#### RECORDS TO PROCESS ####

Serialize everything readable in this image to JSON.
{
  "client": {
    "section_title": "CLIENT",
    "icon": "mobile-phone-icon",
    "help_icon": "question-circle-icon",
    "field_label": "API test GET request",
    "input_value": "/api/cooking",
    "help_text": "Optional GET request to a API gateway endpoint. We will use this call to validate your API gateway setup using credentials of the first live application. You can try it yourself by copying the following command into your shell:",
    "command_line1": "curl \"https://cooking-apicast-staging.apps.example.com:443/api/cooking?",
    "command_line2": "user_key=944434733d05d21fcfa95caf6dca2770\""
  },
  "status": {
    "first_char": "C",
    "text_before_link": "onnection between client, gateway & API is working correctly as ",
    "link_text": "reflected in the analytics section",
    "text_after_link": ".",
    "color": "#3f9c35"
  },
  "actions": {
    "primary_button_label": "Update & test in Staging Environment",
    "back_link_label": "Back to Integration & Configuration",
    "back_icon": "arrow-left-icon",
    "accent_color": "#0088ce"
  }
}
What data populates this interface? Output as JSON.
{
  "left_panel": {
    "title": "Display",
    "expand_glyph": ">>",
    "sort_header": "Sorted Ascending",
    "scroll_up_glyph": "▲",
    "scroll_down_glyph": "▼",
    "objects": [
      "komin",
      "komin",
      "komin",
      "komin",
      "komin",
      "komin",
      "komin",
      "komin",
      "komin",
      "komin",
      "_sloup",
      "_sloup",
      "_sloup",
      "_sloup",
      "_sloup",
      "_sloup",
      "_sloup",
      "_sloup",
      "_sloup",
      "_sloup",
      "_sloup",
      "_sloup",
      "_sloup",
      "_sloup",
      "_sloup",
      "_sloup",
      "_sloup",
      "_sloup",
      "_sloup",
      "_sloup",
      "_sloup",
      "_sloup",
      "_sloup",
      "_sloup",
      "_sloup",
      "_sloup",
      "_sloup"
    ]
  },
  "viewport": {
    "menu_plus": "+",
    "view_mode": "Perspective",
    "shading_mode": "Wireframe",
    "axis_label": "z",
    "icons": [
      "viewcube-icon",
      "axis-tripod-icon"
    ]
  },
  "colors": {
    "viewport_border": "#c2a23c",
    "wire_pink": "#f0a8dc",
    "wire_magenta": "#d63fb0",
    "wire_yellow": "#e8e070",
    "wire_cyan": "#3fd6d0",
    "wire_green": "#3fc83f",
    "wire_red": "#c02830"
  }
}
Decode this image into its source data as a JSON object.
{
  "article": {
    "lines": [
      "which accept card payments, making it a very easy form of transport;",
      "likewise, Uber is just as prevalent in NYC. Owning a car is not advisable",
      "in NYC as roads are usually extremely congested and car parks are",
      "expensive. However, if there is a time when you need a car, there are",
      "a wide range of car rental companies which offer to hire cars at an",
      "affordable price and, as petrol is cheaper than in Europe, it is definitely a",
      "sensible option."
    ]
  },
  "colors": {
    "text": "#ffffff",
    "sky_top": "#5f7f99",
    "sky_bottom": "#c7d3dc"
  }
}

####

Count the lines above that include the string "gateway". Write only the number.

2